-- Exercise data --
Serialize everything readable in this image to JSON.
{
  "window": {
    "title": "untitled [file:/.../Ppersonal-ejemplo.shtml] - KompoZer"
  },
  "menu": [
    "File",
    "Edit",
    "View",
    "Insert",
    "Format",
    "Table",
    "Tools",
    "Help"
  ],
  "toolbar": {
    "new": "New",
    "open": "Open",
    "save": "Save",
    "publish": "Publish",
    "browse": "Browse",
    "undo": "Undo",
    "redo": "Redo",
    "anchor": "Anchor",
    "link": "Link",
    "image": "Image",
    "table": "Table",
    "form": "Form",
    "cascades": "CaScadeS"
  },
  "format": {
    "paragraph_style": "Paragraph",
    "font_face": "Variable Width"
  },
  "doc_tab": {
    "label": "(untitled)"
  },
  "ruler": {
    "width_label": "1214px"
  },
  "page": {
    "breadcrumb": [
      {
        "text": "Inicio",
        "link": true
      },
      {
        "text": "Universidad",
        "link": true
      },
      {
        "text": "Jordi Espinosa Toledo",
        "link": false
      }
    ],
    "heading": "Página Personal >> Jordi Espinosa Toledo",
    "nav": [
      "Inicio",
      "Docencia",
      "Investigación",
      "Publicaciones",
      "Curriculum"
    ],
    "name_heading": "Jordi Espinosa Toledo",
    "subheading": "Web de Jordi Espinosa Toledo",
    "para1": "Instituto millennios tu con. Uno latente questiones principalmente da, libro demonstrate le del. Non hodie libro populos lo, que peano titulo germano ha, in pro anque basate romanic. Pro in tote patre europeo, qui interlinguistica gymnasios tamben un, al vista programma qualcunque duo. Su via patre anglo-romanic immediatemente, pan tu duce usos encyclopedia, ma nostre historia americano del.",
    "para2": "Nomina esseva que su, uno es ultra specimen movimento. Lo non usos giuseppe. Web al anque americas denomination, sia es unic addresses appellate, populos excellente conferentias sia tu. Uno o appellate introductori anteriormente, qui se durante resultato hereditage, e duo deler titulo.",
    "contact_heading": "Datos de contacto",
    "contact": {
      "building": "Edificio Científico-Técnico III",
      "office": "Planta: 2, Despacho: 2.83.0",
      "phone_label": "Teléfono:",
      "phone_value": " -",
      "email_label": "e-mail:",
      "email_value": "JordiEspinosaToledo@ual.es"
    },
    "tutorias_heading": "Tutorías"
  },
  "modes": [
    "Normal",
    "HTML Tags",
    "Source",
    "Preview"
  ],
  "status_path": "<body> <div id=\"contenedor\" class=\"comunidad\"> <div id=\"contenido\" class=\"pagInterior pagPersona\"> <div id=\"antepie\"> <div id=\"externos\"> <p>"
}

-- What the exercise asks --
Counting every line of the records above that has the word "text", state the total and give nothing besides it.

-- Exercise answer --
3